Even if larger boats cause more damage on certain canals, this should not be addressed through the licensing system. Instead, CRT should impose maximum dimensions for vessels using canals.

The underlying logic of the current system is unclear. Length-based licensing does not reflect what each boat costs the Trust and an area-based system is fairer.

 

Length x beam

Wide-beam boats occupy more space, use more water and cause more damage, adding to the cost of waterway upkeep. This type of licence has the potential to discourage purchase of wide-beam boats, which some felt add to congestion and impact on other boaters (they can require tunnels to be closed; cannot share a lock and they can be harder to pass). EA licences are already area-based (on the Thames - see Table 2). Arguing against the point that wide-beams can access only part of the network, participants noted buying a 70-foot boat also limits the cruising range.

 

Wide-beams are not able to access the entire network and should not have to pay for a system that they cannot use in its entirety. They have value to people who otherwise could not access the canals (e.g. people with some disabilities). Problems perceived as associated with wide-beam boats are better addressed through the mooring system, rather than through licensing. Wide-beams do not cause more damage than narrowboats: it is the boater, not the boat that is the problem.

 

Table 1. Pros and cons of length- and area-based licensing

 

Waterway area

Wide-beam (12’)

Narrowboat (6’10”)

Broads

 

860.95

488.30

CRT

 

991.30

991.30

EA

Thames

Gt. Ouse/Nene/

Stour etc.

1242.85

 

878.71

704.90

 

878.71

Scottish Canals*

 

198.12

198.12

 

Table 2. Licence fees for different waterway areas for 60-foot boats.

*The same fee for all powered boats, regardless of size or shape.

It is very interesting to note that the complexity of the current licensing process does not appear as a problem in any boaters’ views.

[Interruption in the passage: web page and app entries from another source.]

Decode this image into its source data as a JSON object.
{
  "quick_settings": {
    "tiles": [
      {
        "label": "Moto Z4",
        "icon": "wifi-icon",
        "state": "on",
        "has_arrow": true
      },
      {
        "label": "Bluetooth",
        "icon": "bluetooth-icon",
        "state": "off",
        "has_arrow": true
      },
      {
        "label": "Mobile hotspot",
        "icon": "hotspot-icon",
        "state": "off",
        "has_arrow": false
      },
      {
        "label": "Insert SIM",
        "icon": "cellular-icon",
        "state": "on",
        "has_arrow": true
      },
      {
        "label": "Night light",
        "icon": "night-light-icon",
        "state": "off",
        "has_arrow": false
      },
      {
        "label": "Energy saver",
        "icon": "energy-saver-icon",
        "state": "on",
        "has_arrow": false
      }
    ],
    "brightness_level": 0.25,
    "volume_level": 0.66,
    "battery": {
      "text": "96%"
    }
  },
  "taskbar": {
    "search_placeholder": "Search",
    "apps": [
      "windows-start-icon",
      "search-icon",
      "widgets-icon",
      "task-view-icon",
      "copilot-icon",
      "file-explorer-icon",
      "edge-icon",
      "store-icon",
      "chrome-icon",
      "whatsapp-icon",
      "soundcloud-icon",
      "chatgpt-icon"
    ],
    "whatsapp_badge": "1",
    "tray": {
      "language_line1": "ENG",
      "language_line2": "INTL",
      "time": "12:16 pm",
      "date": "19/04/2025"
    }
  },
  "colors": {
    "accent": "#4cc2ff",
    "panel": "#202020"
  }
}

This would appear therefore to be a function of the internal CRT procedures.

The views on changes to licence bands and navigable area support this. There are currently 18 different price points for a 12-month private pleasure licence. Some suggested increasing the width of the bands and decreasing their number. Those who disagreed argued that wider bands would penalise people on the thresholds, or make boats just over a threshold essentially worthless. Online renewal processes mitigate any apparent complexity with the current banding, and current increments are straightforward; most boaters would lose if this idea were implemented. Another view was that charging bands no longer make sense, as electronic systems can account for the true length (and width) of a boat, so a system could be based on cost per square metre.

The idea that patterns of use could play a role in determining the licence cost was widely discussed. There were two views: some felt that those who use the waterways infrequently (e.g. for a holiday or occasional weekend) pay disproportionately. However, these boaters should still be liable for the full licence fee, as they are paying for access to a network that needs year-round maintenance. A separate or increased licence fee for continuous cruisers received very little support and was rejected as it risked creating a ‘them and us’ culture. People who already evade payment or do not abide by their licence terms and conditions would find ways around such a system (e.g. by registering ‘ghost’ moorings).’

In conclusion, if CRT has taken on board the thoughts of the boating organisations and of the boaters who attended the workshops, the forthcoming questionnaire being sent to all boaters should be simple and clear (we live in hope!). We suggest four simple questions:

  1. Do you think the existing licensing arrangements need changing?
  2. Do you support a change to charging by boat area rather than length?
  3. Do you support the retention of the current range of discounts? If not which would you keep from the attached list.
  4. Would you support a reduction in the current 18 price points in a 12-month private leisure licence? If yes, how many price points would you suggest?

It’s important that members respond to CRT’s email when it is received to ensure that your voice is heard.